The UN ordered a travel ban and assets freeze against Sultani Makenga, head of the M23 rebels who have been accused of killing and raping civilians as they carve out a mini-state in the mineral-rich east of the African country.
The US government ordered the seizure of any Makenga assets in the US and banned Americans from dealing with the 38-year-old former DR Congo army colonel.

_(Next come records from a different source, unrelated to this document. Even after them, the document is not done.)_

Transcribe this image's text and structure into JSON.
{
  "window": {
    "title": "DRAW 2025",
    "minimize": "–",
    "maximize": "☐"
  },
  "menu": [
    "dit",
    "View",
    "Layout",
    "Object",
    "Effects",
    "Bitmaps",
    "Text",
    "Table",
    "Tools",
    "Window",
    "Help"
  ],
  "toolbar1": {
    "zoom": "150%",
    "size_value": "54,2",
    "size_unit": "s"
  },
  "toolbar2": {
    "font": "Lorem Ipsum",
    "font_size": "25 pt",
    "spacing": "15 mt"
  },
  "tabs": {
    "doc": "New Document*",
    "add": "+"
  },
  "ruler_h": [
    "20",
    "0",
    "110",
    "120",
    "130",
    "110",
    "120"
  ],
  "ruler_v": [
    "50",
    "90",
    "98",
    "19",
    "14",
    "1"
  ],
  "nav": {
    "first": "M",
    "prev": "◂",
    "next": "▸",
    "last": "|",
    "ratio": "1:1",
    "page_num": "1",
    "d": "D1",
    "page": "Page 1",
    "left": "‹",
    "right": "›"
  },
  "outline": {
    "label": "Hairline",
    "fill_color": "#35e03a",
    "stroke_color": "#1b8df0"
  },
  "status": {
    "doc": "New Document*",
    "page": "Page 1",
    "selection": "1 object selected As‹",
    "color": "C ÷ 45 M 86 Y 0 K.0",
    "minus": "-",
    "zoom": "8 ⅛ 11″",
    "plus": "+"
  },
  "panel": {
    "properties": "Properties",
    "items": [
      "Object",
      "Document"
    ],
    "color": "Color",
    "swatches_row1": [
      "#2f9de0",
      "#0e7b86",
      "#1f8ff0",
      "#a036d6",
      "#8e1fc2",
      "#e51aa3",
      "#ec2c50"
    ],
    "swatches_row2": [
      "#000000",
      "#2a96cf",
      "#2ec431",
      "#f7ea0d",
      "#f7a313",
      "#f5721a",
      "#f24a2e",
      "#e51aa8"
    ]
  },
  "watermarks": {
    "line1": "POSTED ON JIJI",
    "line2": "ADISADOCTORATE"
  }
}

Susan Rice, US ambassador to the United Nations, accused Makenga of "heinous atrocities".
The M23 rebellion erupted in March this year when mutineers broke away from the army and seized a number of towns near the Nord-Kivu provincial capital of Goma, close to the border with Rwanda and Uganda.
UN experts have accused both neighbouring governments of aiding the rebels.
Makenga is behind "killing and maiming, sexual violence, abduction, and forced displacement," said a statement by the UN sanctions committee for DR Congo.
"Under the command of Sultani Makenga, M23 has carried out extensive atrocities against the civilian population," including the rapes of women and children aged as young as eight, the statement added.
"New US and UN sanctions on Sultani Makenga show the world will not stand for heinous atrocities committed on his orders by the M23," Rice said on Twitter.
"These new sanctions send an important message to other perpetrators of atrocities in DRC: accountability," she added.
"Makenga is responsible for extensive atrocities against the population in the DRC," said Adam Szubin, head of the US Treasury's Office of Foreign Assets Control.
The UN statement said M23 has received arms and other material "in violation of measures taken by the DRC to implement the arms embargo" against the country.
The statement did not say where the arms had come from.
Rwanda and Uganda have strongly denied any link to M23 and have condemned a report by UN experts which alleged their backing of the rebels.